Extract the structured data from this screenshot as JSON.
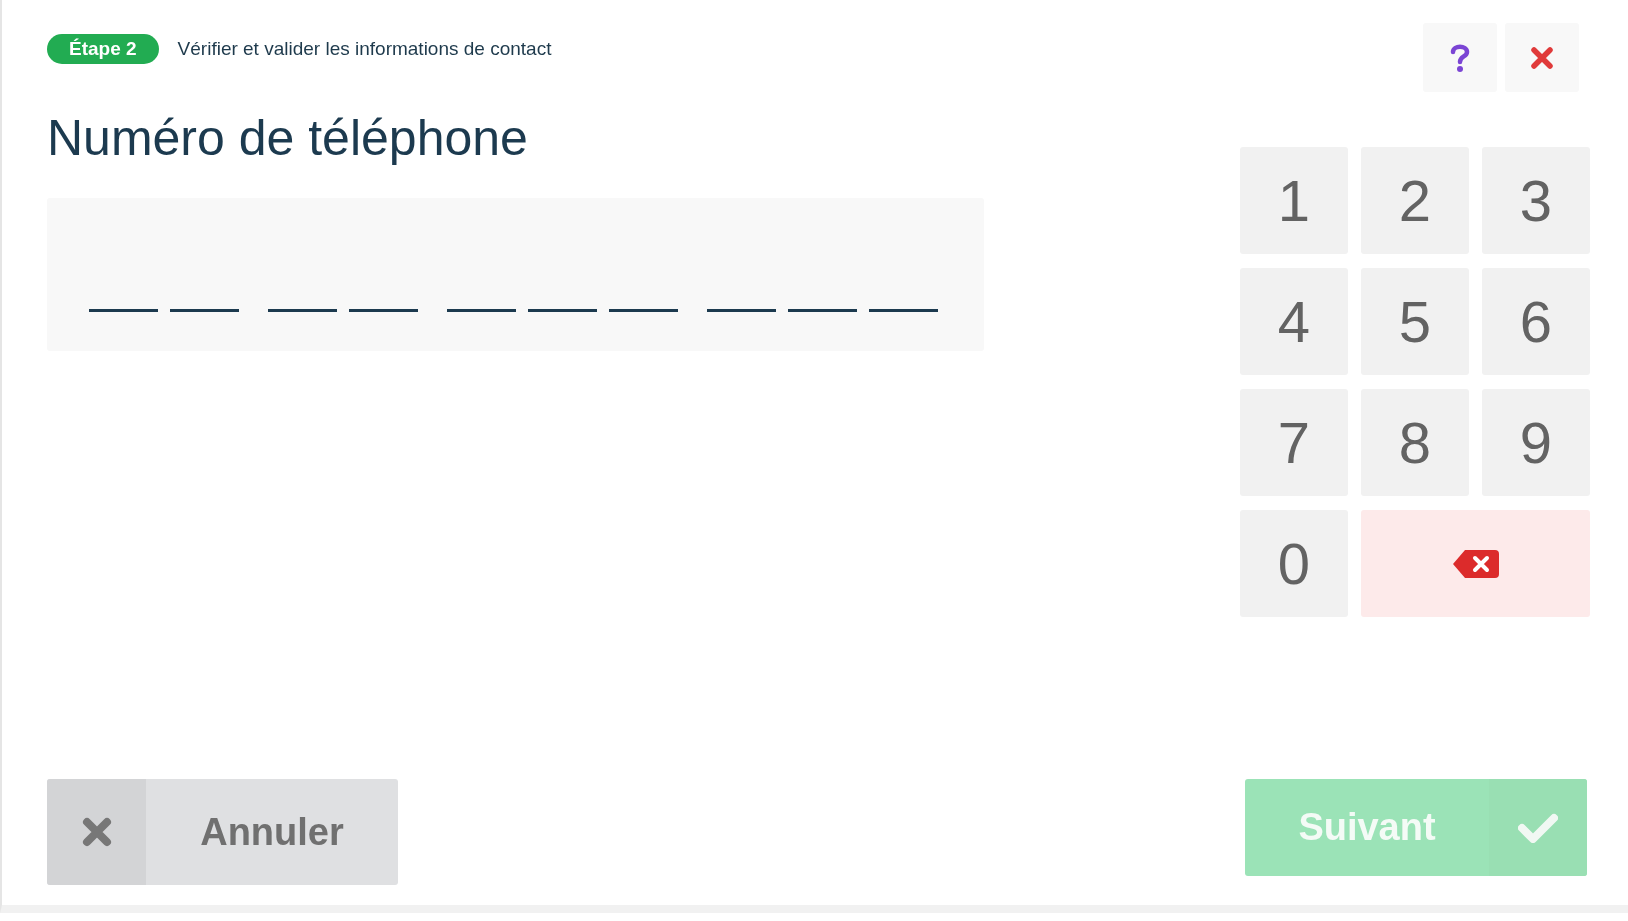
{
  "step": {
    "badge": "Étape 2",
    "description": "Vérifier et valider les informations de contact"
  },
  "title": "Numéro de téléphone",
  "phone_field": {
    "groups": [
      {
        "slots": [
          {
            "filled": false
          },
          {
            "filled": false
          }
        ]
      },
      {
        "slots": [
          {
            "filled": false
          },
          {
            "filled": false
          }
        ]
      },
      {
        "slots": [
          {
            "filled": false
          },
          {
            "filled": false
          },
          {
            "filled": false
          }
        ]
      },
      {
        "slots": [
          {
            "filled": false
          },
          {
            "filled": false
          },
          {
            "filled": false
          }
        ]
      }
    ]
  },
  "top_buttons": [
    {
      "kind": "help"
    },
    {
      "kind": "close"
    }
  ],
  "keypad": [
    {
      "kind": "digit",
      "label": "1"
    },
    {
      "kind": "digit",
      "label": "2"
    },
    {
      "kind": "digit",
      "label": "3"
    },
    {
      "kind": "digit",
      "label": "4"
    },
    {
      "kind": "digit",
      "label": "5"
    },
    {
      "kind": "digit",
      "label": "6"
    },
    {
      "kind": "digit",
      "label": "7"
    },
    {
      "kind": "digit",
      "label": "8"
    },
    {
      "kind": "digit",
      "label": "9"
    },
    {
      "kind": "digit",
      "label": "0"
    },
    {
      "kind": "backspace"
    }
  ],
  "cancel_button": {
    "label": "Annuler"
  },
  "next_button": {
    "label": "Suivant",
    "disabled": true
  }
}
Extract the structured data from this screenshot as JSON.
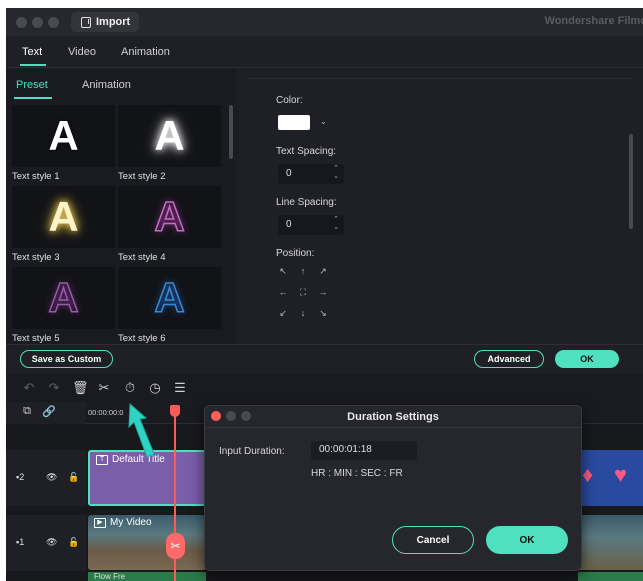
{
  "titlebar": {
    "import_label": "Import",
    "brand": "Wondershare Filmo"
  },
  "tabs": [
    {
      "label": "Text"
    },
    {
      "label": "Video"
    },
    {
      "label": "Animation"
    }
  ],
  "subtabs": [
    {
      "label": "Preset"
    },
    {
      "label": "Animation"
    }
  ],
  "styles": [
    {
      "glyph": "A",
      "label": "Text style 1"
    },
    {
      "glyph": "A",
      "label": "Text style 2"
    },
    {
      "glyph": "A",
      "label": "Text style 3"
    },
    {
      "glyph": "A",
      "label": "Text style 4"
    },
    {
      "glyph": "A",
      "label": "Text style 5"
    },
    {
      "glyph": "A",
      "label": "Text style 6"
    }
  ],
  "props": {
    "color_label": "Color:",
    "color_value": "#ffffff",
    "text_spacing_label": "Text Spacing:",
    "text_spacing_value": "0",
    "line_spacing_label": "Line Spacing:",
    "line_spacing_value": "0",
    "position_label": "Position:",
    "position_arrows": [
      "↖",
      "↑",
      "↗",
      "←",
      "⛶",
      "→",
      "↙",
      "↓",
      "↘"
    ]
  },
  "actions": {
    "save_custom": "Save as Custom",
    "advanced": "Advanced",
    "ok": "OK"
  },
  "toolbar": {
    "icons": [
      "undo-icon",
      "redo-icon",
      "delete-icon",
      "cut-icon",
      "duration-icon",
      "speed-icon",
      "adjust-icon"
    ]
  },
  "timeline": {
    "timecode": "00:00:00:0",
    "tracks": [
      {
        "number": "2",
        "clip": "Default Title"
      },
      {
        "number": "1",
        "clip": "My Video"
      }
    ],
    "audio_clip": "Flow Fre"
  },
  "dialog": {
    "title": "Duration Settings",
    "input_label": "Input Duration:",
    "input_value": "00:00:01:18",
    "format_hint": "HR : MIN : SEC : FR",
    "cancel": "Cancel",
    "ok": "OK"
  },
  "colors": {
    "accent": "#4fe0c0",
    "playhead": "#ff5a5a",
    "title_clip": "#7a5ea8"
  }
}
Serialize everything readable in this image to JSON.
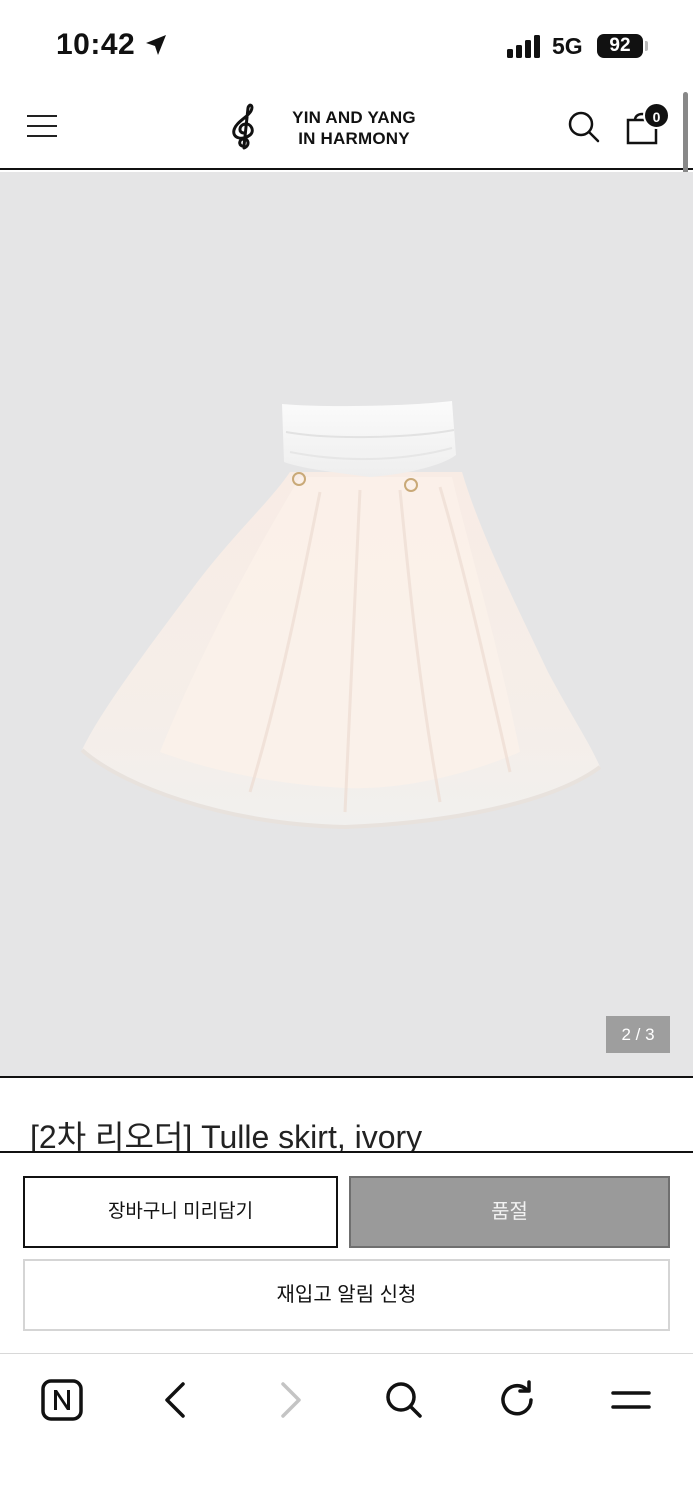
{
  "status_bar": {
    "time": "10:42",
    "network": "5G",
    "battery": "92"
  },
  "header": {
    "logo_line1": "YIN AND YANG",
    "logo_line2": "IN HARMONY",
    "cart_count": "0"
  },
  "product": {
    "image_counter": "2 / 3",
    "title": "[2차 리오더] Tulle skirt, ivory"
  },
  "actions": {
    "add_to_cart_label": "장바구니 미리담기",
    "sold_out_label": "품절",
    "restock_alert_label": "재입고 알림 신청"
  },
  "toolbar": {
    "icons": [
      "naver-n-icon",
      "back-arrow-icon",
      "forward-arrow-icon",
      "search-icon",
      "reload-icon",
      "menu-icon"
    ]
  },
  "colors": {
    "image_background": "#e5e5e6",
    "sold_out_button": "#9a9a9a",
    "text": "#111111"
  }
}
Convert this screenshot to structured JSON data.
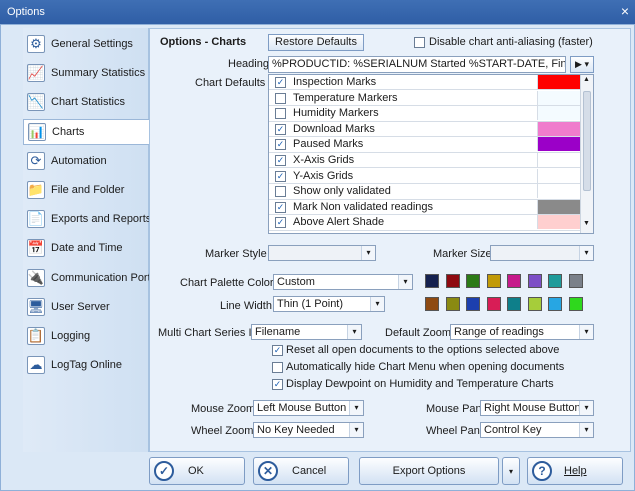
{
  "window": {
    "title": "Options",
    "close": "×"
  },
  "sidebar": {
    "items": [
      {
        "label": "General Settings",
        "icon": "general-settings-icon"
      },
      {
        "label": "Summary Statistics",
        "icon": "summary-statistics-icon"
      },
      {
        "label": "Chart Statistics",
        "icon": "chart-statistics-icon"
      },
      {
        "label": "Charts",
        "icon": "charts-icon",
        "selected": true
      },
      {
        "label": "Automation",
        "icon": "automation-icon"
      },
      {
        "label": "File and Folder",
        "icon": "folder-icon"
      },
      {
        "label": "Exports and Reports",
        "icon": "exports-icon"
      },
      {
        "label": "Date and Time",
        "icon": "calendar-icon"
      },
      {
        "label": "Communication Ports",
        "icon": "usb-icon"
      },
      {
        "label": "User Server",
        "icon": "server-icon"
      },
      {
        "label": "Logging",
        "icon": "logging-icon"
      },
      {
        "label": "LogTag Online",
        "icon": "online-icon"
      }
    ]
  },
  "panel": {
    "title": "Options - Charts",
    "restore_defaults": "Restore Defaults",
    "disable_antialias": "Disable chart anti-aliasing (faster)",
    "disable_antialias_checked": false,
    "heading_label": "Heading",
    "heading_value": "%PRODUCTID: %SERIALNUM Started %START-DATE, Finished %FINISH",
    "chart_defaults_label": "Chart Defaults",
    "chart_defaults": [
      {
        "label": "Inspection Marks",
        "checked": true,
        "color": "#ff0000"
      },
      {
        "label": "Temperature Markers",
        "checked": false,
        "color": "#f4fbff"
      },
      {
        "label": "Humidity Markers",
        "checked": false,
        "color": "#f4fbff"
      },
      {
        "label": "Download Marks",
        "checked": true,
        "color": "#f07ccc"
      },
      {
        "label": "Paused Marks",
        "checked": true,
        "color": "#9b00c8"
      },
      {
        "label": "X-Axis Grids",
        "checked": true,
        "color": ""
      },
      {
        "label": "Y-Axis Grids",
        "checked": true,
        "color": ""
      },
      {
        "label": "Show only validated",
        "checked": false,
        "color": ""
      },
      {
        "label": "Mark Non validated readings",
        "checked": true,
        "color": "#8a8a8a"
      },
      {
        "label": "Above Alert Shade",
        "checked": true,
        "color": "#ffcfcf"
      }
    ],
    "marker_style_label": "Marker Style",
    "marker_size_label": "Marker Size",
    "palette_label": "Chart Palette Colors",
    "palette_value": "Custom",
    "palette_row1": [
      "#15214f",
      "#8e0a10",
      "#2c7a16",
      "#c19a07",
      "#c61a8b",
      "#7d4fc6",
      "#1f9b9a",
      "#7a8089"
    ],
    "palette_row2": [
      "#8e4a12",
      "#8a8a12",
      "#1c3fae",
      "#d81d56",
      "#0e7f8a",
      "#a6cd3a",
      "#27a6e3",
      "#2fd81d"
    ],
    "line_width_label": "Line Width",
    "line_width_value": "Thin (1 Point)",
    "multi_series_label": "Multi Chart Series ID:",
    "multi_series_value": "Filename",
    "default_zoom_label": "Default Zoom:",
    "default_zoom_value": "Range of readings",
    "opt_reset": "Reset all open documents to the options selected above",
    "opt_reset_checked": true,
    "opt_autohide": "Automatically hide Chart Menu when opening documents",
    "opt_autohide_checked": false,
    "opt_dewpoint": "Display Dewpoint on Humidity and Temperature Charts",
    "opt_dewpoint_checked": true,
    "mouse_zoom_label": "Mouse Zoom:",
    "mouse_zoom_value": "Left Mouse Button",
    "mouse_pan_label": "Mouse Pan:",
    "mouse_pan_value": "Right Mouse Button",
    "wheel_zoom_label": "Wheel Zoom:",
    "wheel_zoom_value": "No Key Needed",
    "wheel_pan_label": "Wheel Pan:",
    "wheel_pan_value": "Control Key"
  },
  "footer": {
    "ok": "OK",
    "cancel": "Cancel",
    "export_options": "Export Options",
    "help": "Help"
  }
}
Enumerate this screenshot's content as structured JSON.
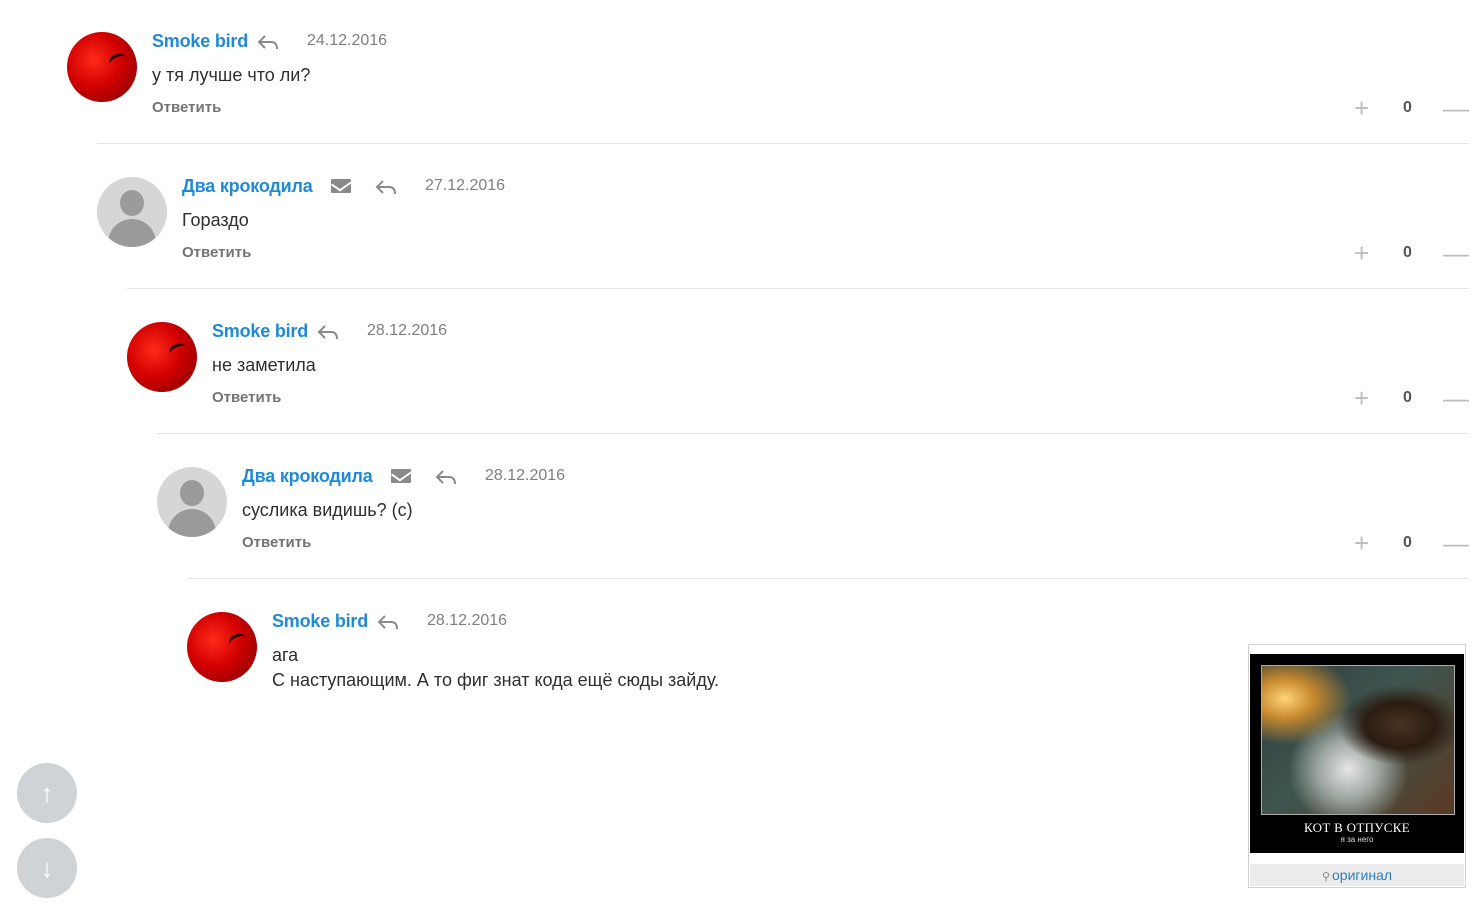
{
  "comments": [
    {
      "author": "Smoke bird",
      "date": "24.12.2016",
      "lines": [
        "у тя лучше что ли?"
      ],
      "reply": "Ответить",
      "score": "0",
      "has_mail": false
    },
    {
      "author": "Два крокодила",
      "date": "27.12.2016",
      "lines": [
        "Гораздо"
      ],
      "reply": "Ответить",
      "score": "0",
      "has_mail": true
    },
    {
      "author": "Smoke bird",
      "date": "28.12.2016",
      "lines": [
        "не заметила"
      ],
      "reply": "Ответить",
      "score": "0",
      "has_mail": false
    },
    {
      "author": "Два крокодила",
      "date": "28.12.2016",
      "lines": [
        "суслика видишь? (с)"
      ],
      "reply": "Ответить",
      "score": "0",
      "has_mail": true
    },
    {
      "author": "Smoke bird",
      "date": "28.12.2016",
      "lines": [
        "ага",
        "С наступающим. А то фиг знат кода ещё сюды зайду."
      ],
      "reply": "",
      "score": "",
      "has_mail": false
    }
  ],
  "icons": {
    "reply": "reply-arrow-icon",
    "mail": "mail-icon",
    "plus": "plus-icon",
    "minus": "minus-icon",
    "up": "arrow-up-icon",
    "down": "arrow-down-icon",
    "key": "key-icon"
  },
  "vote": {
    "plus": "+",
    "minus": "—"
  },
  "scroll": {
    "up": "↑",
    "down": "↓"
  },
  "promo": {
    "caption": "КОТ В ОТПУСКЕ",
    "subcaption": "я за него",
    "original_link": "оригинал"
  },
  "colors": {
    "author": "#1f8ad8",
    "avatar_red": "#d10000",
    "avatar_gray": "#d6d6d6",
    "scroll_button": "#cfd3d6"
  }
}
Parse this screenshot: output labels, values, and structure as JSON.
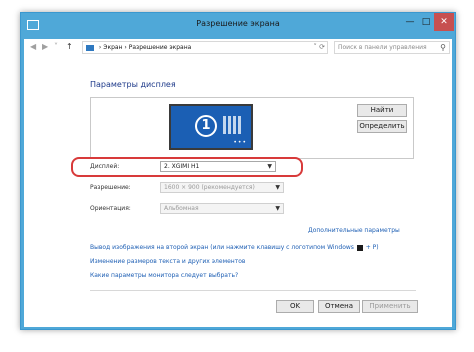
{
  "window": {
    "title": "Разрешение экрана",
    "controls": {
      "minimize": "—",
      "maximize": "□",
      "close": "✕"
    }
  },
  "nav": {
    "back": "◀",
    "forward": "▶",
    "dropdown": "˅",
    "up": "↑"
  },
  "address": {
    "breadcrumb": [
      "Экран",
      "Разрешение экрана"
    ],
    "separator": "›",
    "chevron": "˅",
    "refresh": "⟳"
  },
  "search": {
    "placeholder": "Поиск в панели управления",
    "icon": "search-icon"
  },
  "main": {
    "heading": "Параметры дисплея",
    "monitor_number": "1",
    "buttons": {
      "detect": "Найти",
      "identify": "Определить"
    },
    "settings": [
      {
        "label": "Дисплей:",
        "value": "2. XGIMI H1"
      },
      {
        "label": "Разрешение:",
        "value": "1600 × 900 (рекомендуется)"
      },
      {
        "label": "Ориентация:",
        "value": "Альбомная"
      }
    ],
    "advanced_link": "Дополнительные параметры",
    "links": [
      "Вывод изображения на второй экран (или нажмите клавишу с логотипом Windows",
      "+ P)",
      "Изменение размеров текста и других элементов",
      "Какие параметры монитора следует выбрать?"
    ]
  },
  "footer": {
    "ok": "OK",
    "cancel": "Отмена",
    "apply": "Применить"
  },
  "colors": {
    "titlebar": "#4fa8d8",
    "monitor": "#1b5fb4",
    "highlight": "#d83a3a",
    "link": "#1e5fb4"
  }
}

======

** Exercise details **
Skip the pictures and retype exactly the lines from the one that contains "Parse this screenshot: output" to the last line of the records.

** Task response **
Parse this screenshot: output labels, values, and structure as JSON.
{
  "window": {
    "title": "Разрешение экрана",
    "controls": {
      "minimize": "—",
      "maximize": "□",
      "close": "✕"
    }
  },
  "nav": {
    "back": "◀",
    "forward": "▶",
    "dropdown": "˅",
    "up": "↑"
  },
  "address": {
    "breadcrumb": [
      "Экран",
      "Разрешение экрана"
    ],
    "separator": "›",
    "chevron": "˅",
    "refresh": "⟳"
  },
  "search": {
    "placeholder": "Поиск в панели управления",
    "icon": "search-icon"
  },
  "main": {
    "heading": "Параметры дисплея",
    "monitor_number": "1",
    "buttons": {
      "detect": "Найти",
      "identify": "Определить"
    },
    "settings": [
      {
        "label": "Дисплей:",
        "value": "2. XGIMI H1"
      },
      {
        "label": "Разрешение:",
        "value": "1600 × 900 (рекомендуется)"
      },
      {
        "label": "Ориентация:",
        "value": "Альбомная"
      }
    ],
    "advanced_link": "Дополнительные параметры",
    "links": [
      "Вывод изображения на второй экран (или нажмите клавишу с логотипом Windows",
      "+ P)",
      "Изменение размеров текста и других элементов",
      "Какие параметры монитора следует выбрать?"
    ]
  },
  "footer": {
    "ok": "OK",
    "cancel": "Отмена",
    "apply": "Применить"
  },
  "colors": {
    "titlebar": "#4fa8d8",
    "monitor": "#1b5fb4",
    "highlight": "#d83a3a",
    "link": "#1e5fb4"
  }
}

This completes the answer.